RECORDS FOR THE TASK —
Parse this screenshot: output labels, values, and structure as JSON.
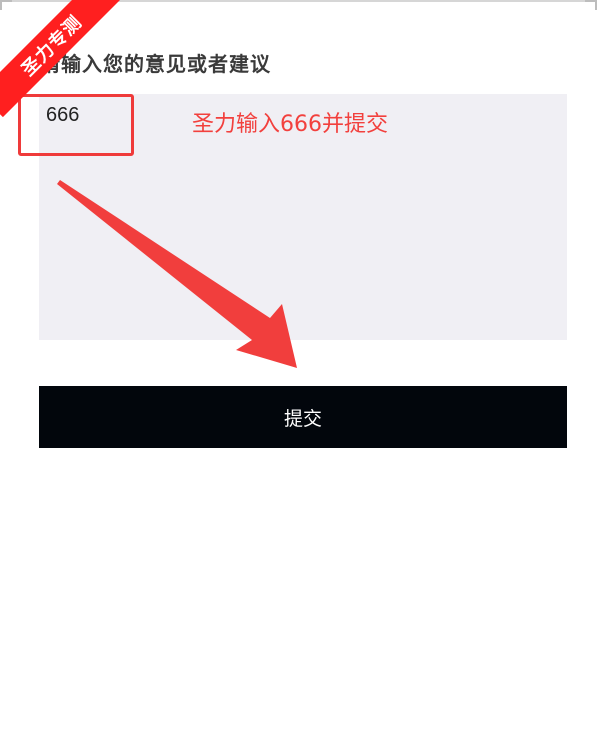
{
  "form": {
    "prompt_label": "请输入您的意见或者建议",
    "feedback_value": "666",
    "submit_label": "提交"
  },
  "annotation": {
    "instruction": "圣力输入666并提交",
    "ribbon": "圣力专测",
    "accent_color": "#f2403d"
  }
}
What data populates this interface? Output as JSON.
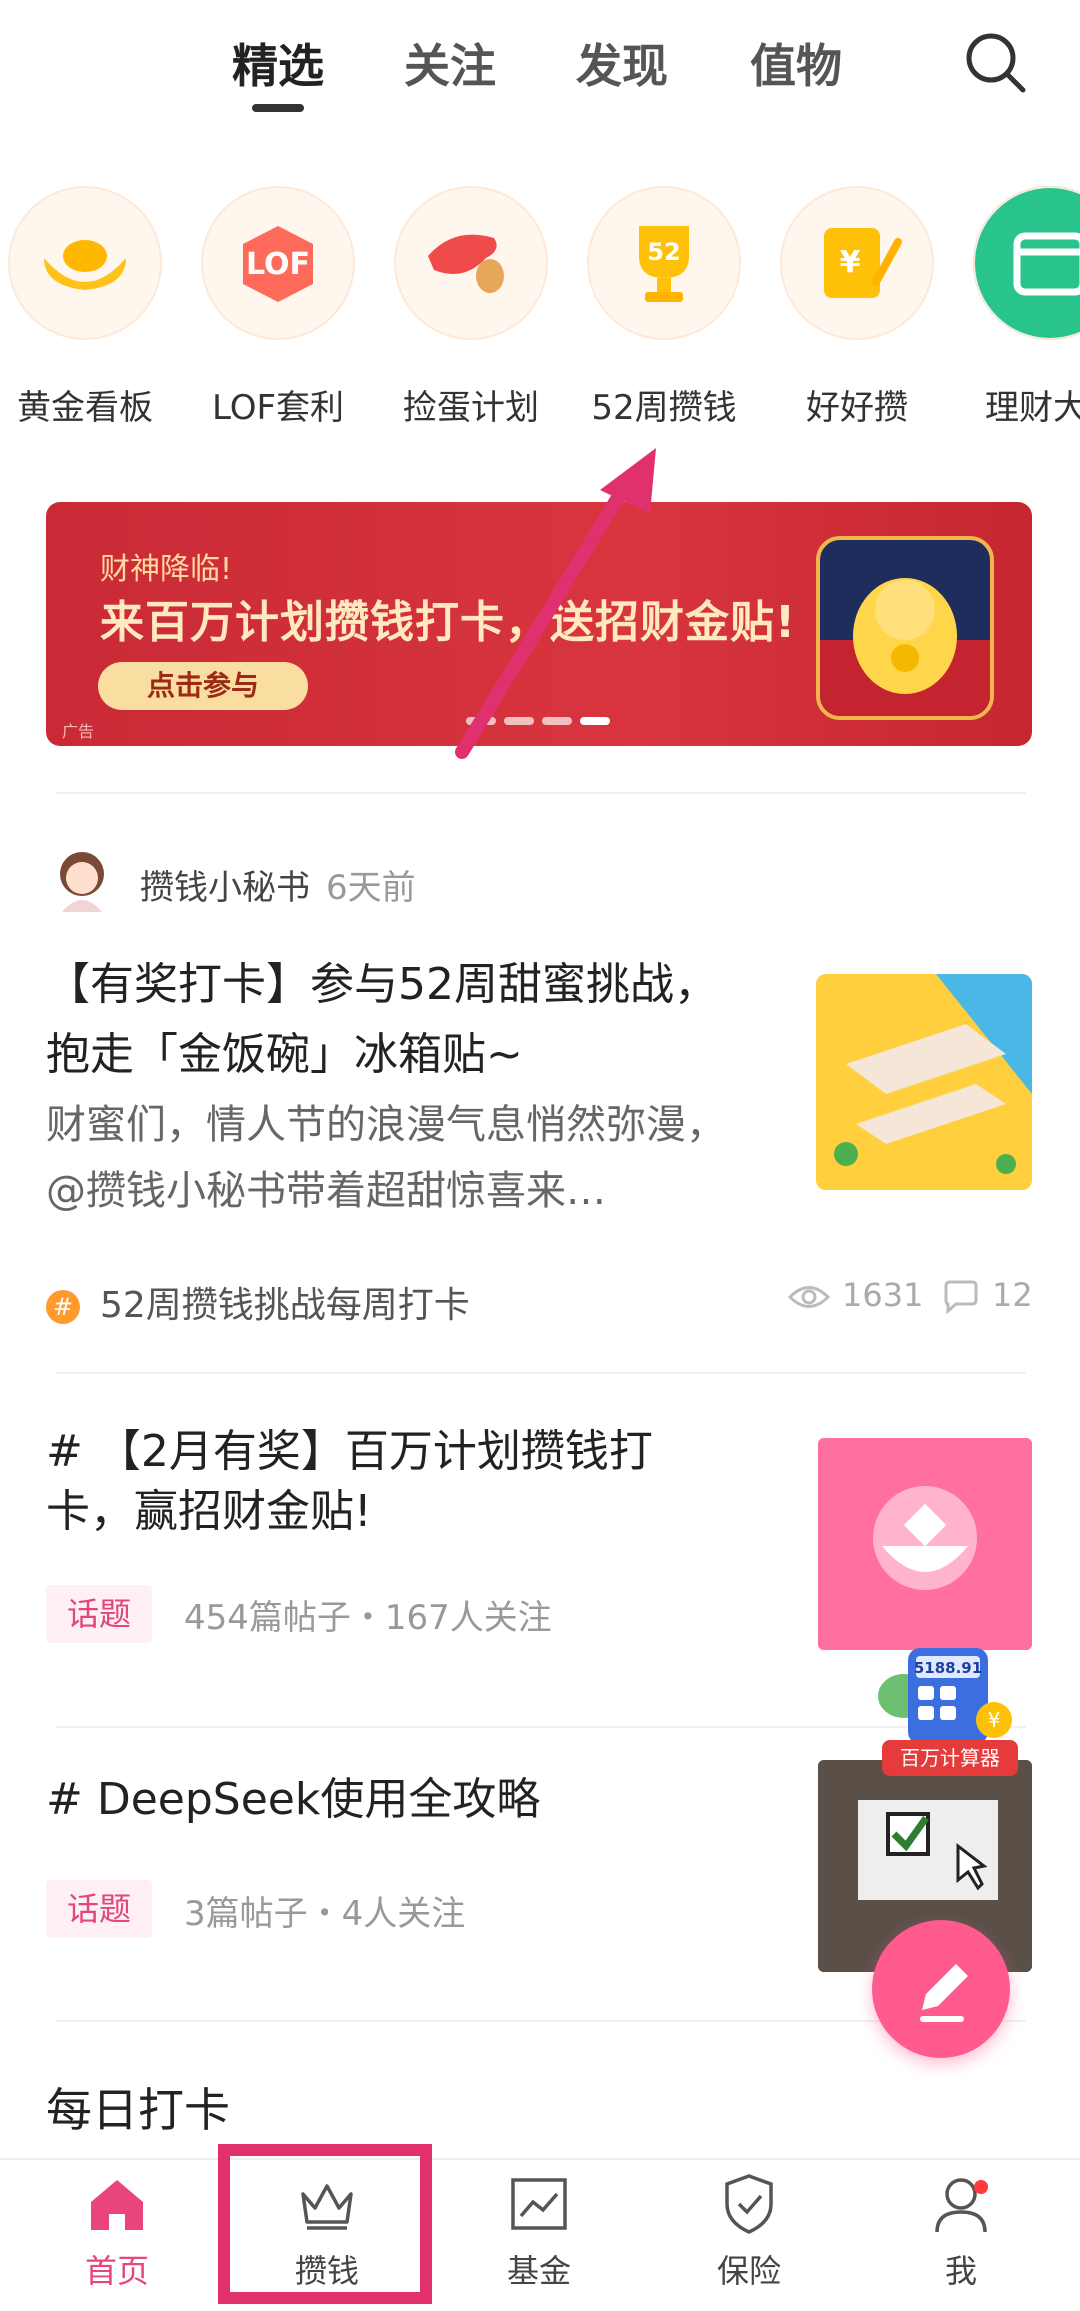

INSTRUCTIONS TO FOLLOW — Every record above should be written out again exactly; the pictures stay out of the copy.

PROBLEM SOLUTION —
Parse this screenshot: output labels, values, and structure as JSON.
{
  "form": {
    "prompt_label": "请输入您的意见或者建议",
    "feedback_value": "666",
    "submit_label": "提交"
  },
  "annotation": {
    "instruction": "圣力输入666并提交",
    "ribbon": "圣力专测",
    "accent_color": "#f2403d"
  }
}
What data populates this interface? Output as JSON.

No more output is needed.